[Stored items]

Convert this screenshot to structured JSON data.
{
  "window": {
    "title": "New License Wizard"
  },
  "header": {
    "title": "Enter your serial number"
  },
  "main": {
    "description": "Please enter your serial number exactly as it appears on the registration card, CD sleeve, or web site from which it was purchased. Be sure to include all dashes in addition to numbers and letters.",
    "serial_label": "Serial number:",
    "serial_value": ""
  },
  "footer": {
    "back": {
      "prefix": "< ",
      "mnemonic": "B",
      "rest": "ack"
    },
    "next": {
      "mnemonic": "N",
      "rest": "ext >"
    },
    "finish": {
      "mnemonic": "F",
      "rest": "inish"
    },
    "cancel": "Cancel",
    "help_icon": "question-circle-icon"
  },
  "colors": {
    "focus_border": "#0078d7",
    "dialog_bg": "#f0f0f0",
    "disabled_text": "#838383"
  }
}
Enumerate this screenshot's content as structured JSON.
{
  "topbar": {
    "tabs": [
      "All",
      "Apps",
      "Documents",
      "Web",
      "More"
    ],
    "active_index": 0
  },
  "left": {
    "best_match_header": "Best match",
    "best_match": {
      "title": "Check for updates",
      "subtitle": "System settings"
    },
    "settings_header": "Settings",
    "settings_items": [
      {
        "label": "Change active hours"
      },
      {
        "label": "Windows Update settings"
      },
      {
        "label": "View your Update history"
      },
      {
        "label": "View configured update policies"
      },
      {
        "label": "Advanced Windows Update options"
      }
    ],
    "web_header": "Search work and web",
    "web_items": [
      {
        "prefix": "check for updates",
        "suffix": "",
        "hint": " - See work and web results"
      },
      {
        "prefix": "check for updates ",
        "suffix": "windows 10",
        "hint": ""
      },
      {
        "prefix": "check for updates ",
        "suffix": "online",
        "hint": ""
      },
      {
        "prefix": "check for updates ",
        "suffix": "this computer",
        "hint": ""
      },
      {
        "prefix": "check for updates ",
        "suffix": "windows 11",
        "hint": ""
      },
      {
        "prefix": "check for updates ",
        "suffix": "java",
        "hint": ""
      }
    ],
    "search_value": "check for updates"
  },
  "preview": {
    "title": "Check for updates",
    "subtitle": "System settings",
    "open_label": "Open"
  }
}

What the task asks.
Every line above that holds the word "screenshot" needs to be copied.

Problem solution.
Convert this screenshot to structured JSON data.
Enumerate this screenshot's content as structured JSON.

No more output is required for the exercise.